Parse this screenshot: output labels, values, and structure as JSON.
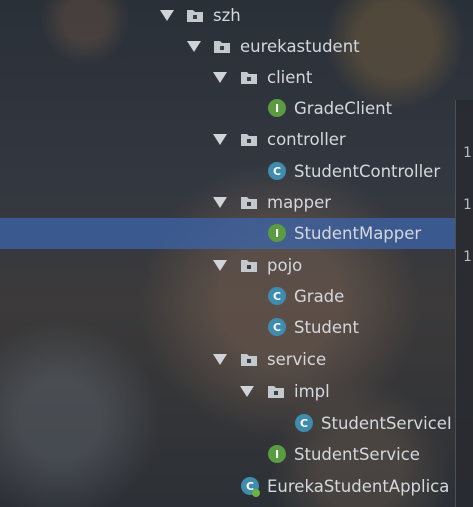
{
  "tree": {
    "nodes": [
      {
        "label": "szh",
        "kind": "package",
        "expanded": true
      },
      {
        "label": "eurekastudent",
        "kind": "package",
        "expanded": true
      },
      {
        "label": "client",
        "kind": "package",
        "expanded": true
      },
      {
        "label": "GradeClient",
        "kind": "interface",
        "badge": "I"
      },
      {
        "label": "controller",
        "kind": "package",
        "expanded": true
      },
      {
        "label": "StudentController",
        "kind": "class",
        "badge": "C"
      },
      {
        "label": "mapper",
        "kind": "package",
        "expanded": true
      },
      {
        "label": "StudentMapper",
        "kind": "interface",
        "badge": "I",
        "selected": true
      },
      {
        "label": "pojo",
        "kind": "package",
        "expanded": true
      },
      {
        "label": "Grade",
        "kind": "class",
        "badge": "C"
      },
      {
        "label": "Student",
        "kind": "class",
        "badge": "C"
      },
      {
        "label": "service",
        "kind": "package",
        "expanded": true
      },
      {
        "label": "impl",
        "kind": "package",
        "expanded": true
      },
      {
        "label": "StudentServiceI",
        "kind": "class",
        "badge": "C"
      },
      {
        "label": "StudentService",
        "kind": "interface",
        "badge": "I"
      },
      {
        "label": "EurekaStudentApplica",
        "kind": "application",
        "badge": "C"
      }
    ]
  },
  "gutter": {
    "numbers": [
      "1",
      "1",
      "1"
    ]
  },
  "colors": {
    "selection": "#3c64aa",
    "interface_badge": "#5b9b42",
    "class_badge": "#3f8cae",
    "text": "#d4d8dd"
  }
}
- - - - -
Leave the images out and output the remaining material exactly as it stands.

- **ANSWER BELOW**:
Parse this screenshot: output labels, values, and structure as JSON.
{
  "tree": {
    "nodes": [
      {
        "label": "szh",
        "kind": "package",
        "expanded": true
      },
      {
        "label": "eurekastudent",
        "kind": "package",
        "expanded": true
      },
      {
        "label": "client",
        "kind": "package",
        "expanded": true
      },
      {
        "label": "GradeClient",
        "kind": "interface",
        "badge": "I"
      },
      {
        "label": "controller",
        "kind": "package",
        "expanded": true
      },
      {
        "label": "StudentController",
        "kind": "class",
        "badge": "C"
      },
      {
        "label": "mapper",
        "kind": "package",
        "expanded": true
      },
      {
        "label": "StudentMapper",
        "kind": "interface",
        "badge": "I",
        "selected": true
      },
      {
        "label": "pojo",
        "kind": "package",
        "expanded": true
      },
      {
        "label": "Grade",
        "kind": "class",
        "badge": "C"
      },
      {
        "label": "Student",
        "kind": "class",
        "badge": "C"
      },
      {
        "label": "service",
        "kind": "package",
        "expanded": true
      },
      {
        "label": "impl",
        "kind": "package",
        "expanded": true
      },
      {
        "label": "StudentServiceI",
        "kind": "class",
        "badge": "C"
      },
      {
        "label": "StudentService",
        "kind": "interface",
        "badge": "I"
      },
      {
        "label": "EurekaStudentApplica",
        "kind": "application",
        "badge": "C"
      }
    ]
  },
  "gutter": {
    "numbers": [
      "1",
      "1",
      "1"
    ]
  },
  "colors": {
    "selection": "#3c64aa",
    "interface_badge": "#5b9b42",
    "class_badge": "#3f8cae",
    "text": "#d4d8dd"
  }
}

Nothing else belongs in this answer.